What is needed: Within the listing, each line that has the string "year" should be copied.

Source material:
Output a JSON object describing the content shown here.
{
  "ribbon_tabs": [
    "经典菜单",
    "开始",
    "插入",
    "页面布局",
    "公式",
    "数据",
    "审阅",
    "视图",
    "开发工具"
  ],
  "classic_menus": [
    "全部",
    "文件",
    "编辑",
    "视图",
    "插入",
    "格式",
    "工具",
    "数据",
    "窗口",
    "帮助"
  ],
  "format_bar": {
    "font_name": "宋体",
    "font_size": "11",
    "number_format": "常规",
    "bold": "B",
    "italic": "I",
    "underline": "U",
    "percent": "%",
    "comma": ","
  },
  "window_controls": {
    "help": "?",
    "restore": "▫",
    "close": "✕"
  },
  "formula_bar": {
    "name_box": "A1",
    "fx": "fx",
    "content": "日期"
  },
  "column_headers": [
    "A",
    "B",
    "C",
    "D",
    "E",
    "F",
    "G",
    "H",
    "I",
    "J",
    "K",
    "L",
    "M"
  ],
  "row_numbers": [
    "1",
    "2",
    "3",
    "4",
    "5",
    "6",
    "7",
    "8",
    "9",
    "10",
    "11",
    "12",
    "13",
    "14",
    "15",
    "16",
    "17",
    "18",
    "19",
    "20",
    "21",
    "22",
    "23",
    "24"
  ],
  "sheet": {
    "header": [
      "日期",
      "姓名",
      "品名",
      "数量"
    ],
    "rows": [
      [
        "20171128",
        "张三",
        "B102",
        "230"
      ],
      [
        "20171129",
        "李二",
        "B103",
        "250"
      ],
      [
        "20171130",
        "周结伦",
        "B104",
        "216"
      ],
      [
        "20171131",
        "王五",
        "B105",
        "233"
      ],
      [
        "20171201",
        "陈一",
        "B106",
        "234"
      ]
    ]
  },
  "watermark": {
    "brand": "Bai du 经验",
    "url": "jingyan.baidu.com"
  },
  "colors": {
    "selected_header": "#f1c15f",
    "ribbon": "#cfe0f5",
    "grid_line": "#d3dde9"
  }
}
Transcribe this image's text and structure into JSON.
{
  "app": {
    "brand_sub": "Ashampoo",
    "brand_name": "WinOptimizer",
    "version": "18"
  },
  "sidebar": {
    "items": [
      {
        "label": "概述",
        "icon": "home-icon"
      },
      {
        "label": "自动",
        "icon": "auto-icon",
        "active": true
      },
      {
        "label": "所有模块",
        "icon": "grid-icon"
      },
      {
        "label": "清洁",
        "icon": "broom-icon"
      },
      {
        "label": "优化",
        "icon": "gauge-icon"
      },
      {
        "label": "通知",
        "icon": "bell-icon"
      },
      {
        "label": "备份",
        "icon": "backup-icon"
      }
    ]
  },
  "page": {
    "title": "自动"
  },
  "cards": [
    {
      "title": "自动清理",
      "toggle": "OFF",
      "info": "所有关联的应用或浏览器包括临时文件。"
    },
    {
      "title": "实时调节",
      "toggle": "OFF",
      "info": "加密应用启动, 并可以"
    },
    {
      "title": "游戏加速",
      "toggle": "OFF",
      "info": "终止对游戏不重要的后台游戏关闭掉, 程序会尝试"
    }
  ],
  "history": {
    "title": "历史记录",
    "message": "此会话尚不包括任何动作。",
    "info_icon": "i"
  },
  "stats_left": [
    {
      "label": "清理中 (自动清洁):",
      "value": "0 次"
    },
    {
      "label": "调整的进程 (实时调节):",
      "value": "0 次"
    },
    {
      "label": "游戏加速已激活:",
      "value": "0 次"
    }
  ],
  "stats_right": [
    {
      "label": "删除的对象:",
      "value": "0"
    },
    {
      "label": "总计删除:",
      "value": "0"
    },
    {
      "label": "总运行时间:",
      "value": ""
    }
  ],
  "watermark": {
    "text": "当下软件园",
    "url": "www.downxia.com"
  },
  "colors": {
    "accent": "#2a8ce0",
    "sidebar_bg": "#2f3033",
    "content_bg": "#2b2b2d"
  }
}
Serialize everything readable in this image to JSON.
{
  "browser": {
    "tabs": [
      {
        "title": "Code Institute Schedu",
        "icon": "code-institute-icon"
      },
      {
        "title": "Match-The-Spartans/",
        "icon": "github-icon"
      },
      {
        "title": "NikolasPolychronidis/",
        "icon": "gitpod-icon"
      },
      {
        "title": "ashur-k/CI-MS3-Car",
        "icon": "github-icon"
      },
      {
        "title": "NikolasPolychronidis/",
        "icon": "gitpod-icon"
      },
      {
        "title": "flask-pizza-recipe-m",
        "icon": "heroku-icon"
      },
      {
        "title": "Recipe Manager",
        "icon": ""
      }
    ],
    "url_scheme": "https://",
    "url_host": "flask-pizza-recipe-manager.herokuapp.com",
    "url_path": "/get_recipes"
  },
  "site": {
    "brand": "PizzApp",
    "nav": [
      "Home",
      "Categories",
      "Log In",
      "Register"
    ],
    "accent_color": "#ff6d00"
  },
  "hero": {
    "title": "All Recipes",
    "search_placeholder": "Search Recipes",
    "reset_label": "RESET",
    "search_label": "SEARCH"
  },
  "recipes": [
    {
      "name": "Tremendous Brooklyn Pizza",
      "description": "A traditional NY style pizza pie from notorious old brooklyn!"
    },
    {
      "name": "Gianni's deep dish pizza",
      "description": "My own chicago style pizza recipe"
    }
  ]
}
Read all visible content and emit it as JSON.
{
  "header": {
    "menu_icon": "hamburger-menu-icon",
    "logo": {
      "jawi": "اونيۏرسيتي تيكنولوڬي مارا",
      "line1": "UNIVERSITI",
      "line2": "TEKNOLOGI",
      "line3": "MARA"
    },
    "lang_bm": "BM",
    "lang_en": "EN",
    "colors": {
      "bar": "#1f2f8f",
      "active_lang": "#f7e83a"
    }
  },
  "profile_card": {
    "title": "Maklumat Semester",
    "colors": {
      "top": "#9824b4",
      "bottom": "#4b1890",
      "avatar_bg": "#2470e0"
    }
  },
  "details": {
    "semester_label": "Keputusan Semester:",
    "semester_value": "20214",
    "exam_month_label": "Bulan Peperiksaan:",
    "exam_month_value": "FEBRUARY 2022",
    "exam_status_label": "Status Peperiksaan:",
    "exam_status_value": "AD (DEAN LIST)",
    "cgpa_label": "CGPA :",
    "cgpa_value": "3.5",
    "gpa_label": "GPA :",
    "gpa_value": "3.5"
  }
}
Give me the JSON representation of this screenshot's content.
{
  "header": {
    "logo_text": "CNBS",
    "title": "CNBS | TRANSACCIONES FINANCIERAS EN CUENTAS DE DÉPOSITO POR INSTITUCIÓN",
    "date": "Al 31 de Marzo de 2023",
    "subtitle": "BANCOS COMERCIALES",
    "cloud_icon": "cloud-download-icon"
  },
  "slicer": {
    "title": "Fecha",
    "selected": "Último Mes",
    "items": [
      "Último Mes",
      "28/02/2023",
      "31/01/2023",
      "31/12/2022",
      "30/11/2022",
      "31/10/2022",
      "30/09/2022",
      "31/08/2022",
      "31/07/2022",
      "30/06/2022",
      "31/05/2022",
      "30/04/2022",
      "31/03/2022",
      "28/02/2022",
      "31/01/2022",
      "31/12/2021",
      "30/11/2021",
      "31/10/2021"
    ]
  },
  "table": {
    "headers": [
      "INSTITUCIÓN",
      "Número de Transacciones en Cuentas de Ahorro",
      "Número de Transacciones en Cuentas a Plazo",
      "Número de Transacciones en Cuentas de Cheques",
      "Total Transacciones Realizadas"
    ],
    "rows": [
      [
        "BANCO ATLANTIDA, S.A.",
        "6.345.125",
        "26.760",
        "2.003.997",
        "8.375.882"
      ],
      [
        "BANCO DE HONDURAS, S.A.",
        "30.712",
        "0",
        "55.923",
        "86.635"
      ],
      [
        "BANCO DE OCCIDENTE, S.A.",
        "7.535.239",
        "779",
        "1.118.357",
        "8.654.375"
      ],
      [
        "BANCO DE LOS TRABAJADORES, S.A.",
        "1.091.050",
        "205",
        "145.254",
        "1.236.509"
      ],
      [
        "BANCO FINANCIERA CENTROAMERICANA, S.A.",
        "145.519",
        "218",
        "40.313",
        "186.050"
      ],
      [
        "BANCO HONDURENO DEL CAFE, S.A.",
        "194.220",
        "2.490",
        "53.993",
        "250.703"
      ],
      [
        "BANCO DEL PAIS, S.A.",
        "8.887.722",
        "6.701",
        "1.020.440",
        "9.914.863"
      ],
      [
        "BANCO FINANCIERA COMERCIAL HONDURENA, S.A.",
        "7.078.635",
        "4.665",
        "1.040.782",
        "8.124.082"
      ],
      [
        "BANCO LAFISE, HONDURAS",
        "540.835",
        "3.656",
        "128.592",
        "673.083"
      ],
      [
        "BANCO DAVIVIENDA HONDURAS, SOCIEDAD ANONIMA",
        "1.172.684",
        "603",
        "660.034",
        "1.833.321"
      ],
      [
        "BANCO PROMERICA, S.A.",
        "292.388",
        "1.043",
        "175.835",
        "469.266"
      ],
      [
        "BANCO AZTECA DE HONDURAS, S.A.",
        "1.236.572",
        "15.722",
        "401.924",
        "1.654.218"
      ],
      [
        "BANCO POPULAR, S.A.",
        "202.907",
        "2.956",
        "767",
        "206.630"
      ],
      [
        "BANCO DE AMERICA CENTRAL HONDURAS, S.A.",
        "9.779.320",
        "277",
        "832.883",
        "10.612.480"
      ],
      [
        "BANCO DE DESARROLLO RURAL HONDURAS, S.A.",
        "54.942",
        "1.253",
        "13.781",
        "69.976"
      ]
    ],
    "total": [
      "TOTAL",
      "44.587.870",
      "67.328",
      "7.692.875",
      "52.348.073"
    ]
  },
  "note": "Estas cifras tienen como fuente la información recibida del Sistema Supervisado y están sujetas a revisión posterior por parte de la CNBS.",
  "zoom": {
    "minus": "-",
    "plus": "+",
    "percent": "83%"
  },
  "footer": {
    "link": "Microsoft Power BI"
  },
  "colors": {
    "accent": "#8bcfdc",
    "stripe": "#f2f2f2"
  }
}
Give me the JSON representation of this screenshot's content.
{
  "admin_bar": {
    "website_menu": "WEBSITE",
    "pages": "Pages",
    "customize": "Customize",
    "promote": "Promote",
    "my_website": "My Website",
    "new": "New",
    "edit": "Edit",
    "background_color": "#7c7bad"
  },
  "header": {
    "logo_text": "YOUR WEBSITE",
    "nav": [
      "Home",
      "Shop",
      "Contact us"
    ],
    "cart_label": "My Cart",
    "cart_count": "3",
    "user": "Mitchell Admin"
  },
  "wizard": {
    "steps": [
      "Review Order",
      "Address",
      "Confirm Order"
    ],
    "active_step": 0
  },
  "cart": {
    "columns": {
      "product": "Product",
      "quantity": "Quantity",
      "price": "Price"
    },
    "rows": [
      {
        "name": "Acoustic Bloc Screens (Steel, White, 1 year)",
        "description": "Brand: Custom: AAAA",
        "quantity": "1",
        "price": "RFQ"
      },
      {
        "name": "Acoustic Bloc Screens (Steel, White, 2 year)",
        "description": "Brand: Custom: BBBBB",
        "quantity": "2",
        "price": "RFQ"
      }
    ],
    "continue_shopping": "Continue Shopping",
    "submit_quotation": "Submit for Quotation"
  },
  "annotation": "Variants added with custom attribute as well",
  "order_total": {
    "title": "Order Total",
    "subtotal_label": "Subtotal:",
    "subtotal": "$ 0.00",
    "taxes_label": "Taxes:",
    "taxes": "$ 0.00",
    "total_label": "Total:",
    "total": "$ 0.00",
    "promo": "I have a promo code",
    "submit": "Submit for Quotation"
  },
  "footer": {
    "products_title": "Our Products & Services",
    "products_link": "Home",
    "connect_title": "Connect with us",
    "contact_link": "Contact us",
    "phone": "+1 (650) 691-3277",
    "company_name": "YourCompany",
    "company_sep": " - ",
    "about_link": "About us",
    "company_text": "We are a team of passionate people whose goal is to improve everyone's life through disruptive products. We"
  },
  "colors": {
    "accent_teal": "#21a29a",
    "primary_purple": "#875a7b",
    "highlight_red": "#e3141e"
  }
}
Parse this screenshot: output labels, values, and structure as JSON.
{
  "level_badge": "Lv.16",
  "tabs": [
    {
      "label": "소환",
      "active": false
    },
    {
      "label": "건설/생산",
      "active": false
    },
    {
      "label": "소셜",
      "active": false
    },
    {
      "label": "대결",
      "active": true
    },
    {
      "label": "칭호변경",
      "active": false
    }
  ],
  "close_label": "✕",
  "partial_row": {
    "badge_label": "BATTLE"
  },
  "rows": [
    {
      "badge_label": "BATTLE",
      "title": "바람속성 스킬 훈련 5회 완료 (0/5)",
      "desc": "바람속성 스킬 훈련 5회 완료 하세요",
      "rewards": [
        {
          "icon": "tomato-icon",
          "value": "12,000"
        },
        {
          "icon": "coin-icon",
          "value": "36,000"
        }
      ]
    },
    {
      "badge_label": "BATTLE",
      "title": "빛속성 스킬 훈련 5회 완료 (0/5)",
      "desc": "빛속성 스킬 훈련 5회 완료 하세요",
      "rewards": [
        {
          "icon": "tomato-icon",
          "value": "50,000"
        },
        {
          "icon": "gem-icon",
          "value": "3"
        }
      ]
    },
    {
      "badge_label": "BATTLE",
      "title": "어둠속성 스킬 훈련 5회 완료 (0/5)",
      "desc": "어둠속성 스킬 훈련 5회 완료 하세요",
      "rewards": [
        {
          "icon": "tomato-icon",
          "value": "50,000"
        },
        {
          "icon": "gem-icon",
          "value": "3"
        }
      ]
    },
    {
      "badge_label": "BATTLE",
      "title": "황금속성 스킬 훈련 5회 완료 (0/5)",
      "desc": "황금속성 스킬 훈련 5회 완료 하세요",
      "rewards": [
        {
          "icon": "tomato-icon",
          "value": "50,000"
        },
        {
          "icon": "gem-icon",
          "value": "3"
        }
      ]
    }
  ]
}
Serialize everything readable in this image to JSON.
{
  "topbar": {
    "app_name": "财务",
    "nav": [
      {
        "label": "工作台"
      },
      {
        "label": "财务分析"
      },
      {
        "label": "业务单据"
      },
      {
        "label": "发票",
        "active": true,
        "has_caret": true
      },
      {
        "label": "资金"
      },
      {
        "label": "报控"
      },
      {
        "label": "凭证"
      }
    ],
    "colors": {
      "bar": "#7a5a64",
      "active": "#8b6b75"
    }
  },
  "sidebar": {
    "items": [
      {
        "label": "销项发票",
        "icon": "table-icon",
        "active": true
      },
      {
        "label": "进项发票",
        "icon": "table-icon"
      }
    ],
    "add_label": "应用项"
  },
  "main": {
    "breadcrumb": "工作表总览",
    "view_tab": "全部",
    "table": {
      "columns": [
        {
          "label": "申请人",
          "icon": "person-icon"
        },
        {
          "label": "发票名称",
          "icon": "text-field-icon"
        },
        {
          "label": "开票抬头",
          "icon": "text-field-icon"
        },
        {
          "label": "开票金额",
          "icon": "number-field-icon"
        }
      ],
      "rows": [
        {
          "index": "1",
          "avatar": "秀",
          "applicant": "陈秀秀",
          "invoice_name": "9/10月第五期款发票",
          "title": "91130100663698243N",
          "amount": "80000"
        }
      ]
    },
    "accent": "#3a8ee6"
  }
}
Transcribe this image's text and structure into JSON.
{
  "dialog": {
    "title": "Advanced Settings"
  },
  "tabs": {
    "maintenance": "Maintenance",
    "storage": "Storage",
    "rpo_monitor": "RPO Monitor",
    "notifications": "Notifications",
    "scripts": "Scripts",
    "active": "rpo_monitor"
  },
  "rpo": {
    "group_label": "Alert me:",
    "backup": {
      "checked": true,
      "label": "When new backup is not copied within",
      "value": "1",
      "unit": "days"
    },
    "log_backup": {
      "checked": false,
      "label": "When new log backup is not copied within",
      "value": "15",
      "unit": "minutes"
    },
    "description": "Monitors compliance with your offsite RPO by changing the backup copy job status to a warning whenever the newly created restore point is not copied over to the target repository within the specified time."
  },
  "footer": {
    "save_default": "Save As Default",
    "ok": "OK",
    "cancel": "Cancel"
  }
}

Written solution:
        "name": "Acoustic Bloc Screens (Steel, White, 1 year)",
        "name": "Acoustic Bloc Screens (Steel, White, 2 year)",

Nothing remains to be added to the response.